• **Data**:
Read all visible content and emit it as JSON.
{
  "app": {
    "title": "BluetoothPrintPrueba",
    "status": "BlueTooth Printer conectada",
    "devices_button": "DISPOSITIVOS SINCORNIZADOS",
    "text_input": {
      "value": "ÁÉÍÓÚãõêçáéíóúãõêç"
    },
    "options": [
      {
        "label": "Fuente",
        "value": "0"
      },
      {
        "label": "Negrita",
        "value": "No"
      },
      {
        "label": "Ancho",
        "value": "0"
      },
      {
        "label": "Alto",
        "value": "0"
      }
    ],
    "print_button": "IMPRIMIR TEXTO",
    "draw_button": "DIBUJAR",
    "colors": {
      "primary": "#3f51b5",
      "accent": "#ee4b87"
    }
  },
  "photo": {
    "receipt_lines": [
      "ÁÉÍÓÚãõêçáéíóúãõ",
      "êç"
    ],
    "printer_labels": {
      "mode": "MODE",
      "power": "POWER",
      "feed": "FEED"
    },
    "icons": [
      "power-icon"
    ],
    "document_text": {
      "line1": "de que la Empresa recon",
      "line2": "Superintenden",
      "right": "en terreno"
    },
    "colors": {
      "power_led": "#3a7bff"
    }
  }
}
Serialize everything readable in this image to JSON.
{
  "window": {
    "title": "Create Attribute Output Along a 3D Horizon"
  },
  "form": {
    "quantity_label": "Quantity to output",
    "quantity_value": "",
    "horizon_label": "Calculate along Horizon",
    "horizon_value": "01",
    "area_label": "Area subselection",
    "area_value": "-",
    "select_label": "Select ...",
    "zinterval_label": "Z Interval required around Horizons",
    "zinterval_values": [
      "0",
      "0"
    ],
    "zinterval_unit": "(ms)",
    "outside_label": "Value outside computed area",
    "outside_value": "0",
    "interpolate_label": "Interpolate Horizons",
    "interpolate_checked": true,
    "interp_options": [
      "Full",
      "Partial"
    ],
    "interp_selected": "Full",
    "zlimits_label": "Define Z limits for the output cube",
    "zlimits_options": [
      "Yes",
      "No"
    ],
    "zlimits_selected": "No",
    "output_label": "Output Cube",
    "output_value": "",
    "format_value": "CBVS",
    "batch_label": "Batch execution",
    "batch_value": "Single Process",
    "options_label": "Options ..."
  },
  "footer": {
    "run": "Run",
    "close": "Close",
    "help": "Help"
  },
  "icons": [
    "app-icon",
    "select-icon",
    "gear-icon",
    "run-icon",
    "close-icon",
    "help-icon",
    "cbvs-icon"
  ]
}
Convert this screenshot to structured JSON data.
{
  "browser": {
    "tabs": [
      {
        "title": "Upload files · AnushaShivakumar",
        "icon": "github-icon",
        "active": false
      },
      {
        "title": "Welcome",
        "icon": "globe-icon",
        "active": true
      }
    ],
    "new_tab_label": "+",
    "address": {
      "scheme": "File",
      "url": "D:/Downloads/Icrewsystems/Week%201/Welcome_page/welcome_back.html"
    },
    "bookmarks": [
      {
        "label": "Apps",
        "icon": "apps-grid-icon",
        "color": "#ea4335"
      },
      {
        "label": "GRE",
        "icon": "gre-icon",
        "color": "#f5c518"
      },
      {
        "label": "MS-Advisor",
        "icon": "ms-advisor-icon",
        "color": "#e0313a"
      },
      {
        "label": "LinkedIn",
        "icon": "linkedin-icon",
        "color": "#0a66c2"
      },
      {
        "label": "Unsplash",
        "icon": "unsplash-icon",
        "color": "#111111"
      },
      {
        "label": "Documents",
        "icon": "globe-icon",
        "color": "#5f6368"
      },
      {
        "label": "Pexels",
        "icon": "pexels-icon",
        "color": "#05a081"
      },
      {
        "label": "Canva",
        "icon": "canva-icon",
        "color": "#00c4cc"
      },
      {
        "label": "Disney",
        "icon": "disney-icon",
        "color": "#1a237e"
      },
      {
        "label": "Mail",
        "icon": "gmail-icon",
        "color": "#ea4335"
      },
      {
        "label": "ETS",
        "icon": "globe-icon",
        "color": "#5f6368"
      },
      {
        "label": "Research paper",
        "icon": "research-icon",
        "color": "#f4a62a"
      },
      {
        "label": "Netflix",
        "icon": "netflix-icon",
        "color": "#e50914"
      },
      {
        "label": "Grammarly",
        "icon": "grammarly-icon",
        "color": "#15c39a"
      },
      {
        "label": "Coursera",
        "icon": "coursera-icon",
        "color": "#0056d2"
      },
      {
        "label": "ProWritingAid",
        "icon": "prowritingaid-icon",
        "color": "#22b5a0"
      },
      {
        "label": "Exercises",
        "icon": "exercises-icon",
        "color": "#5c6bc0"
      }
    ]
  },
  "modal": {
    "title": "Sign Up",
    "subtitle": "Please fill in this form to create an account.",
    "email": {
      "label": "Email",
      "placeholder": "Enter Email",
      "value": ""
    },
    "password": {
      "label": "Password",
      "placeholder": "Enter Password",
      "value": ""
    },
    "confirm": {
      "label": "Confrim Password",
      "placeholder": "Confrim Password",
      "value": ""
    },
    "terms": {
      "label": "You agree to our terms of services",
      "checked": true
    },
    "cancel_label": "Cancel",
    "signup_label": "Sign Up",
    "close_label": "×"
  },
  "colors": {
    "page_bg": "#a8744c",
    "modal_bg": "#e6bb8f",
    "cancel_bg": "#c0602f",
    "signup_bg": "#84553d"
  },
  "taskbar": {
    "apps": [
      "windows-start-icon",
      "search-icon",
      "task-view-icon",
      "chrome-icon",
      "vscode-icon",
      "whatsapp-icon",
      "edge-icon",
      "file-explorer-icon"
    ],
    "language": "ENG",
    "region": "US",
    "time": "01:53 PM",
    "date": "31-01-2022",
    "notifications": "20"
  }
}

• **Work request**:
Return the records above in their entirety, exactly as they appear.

• **Output of the task**:
Read all visible content and emit it as JSON.
{
  "app": {
    "title": "BluetoothPrintPrueba",
    "status": "BlueTooth Printer conectada",
    "devices_button": "DISPOSITIVOS SINCORNIZADOS",
    "text_input": {
      "value": "ÁÉÍÓÚãõêçáéíóúãõêç"
    },
    "options": [
      {
        "label": "Fuente",
        "value": "0"
      },
      {
        "label": "Negrita",
        "value": "No"
      },
      {
        "label": "Ancho",
        "value": "0"
      },
      {
        "label": "Alto",
        "value": "0"
      }
    ],
    "print_button": "IMPRIMIR TEXTO",
    "draw_button": "DIBUJAR",
    "colors": {
      "primary": "#3f51b5",
      "accent": "#ee4b87"
    }
  },
  "photo": {
    "receipt_lines": [
      "ÁÉÍÓÚãõêçáéíóúãõ",
      "êç"
    ],
    "printer_labels": {
      "mode": "MODE",
      "power": "POWER",
      "feed": "FEED"
    },
    "icons": [
      "power-icon"
    ],
    "document_text": {
      "line1": "de que la Empresa recon",
      "line2": "Superintenden",
      "right": "en terreno"
    },
    "colors": {
      "power_led": "#3a7bff"
    }
  }
}
Serialize everything readable in this image to JSON.
{
  "window": {
    "title": "Create Attribute Output Along a 3D Horizon"
  },
  "form": {
    "quantity_label": "Quantity to output",
    "quantity_value": "",
    "horizon_label": "Calculate along Horizon",
    "horizon_value": "01",
    "area_label": "Area subselection",
    "area_value": "-",
    "select_label": "Select ...",
    "zinterval_label": "Z Interval required around Horizons",
    "zinterval_values": [
      "0",
      "0"
    ],
    "zinterval_unit": "(ms)",
    "outside_label": "Value outside computed area",
    "outside_value": "0",
    "interpolate_label": "Interpolate Horizons",
    "interpolate_checked": true,
    "interp_options": [
      "Full",
      "Partial"
    ],
    "interp_selected": "Full",
    "zlimits_label": "Define Z limits for the output cube",
    "zlimits_options": [
      "Yes",
      "No"
    ],
    "zlimits_selected": "No",
    "output_label": "Output Cube",
    "output_value": "",
    "format_value": "CBVS",
    "batch_label": "Batch execution",
    "batch_value": "Single Process",
    "options_label": "Options ..."
  },
  "footer": {
    "run": "Run",
    "close": "Close",
    "help": "Help"
  },
  "icons": [
    "app-icon",
    "select-icon",
    "gear-icon",
    "run-icon",
    "close-icon",
    "help-icon",
    "cbvs-icon"
  ]
}
Convert this screenshot to structured JSON data.
{
  "browser": {
    "tabs": [
      {
        "title": "Upload files · AnushaShivakumar",
        "icon": "github-icon",
        "active": false
      },
      {
        "title": "Welcome",
        "icon": "globe-icon",
        "active": true
      }
    ],
    "new_tab_label": "+",
    "address": {
      "scheme": "File",
      "url": "D:/Downloads/Icrewsystems/Week%201/Welcome_page/welcome_back.html"
    },
    "bookmarks": [
      {
        "label": "Apps",
        "icon": "apps-grid-icon",
        "color": "#ea4335"
      },
      {
        "label": "GRE",
        "icon": "gre-icon",
        "color": "#f5c518"
      },
      {
        "label": "MS-Advisor",
        "icon": "ms-advisor-icon",
        "color": "#e0313a"
      },
      {
        "label": "LinkedIn",
        "icon": "linkedin-icon",
        "color": "#0a66c2"
      },
      {
        "label": "Unsplash",
        "icon": "unsplash-icon",
        "color": "#111111"
      },
      {
        "label": "Documents",
        "icon": "globe-icon",
        "color": "#5f6368"
      },
      {
        "label": "Pexels",
        "icon": "pexels-icon",
        "color": "#05a081"
      },
      {
        "label": "Canva",
        "icon": "canva-icon",
        "color": "#00c4cc"
      },
      {
        "label": "Disney",
        "icon": "disney-icon",
        "color": "#1a237e"
      },
      {
        "label": "Mail",
        "icon": "gmail-icon",
        "color": "#ea4335"
      },
      {
        "label": "ETS",
        "icon": "globe-icon",
        "color": "#5f6368"
      },
      {
        "label": "Research paper",
        "icon": "research-icon",
        "color": "#f4a62a"
      },
      {
        "label": "Netflix",
        "icon": "netflix-icon",
        "color": "#e50914"
      },
      {
        "label": "Grammarly",
        "icon": "grammarly-icon",
        "color": "#15c39a"
      },
      {
        "label": "Coursera",
        "icon": "coursera-icon",
        "color": "#0056d2"
      },
      {
        "label": "ProWritingAid",
        "icon": "prowritingaid-icon",
        "color": "#22b5a0"
      },
      {
        "label": "Exercises",
        "icon": "exercises-icon",
        "color": "#5c6bc0"
      }
    ]
  },
  "modal": {
    "title": "Sign Up",
    "subtitle": "Please fill in this form to create an account.",
    "email": {
      "label": "Email",
      "placeholder": "Enter Email",
      "value": ""
    },
    "password": {
      "label": "Password",
      "placeholder": "Enter Password",
      "value": ""
    },
    "confirm": {
      "label": "Confrim Password",
      "placeholder": "Confrim Password",
      "value": ""
    },
    "terms": {
      "label": "You agree to our terms of services",
      "checked": true
    },
    "cancel_label": "Cancel",
    "signup_label": "Sign Up",
    "close_label": "×"
  },
  "colors": {
    "page_bg": "#a8744c",
    "modal_bg": "#e6bb8f",
    "cancel_bg": "#c0602f",
    "signup_bg": "#84553d"
  },
  "taskbar": {
    "apps": [
      "windows-start-icon",
      "search-icon",
      "task-view-icon",
      "chrome-icon",
      "vscode-icon",
      "whatsapp-icon",
      "edge-icon",
      "file-explorer-icon"
    ],
    "language": "ENG",
    "region": "US",
    "time": "01:53 PM",
    "date": "31-01-2022",
    "notifications": "20"
  }
}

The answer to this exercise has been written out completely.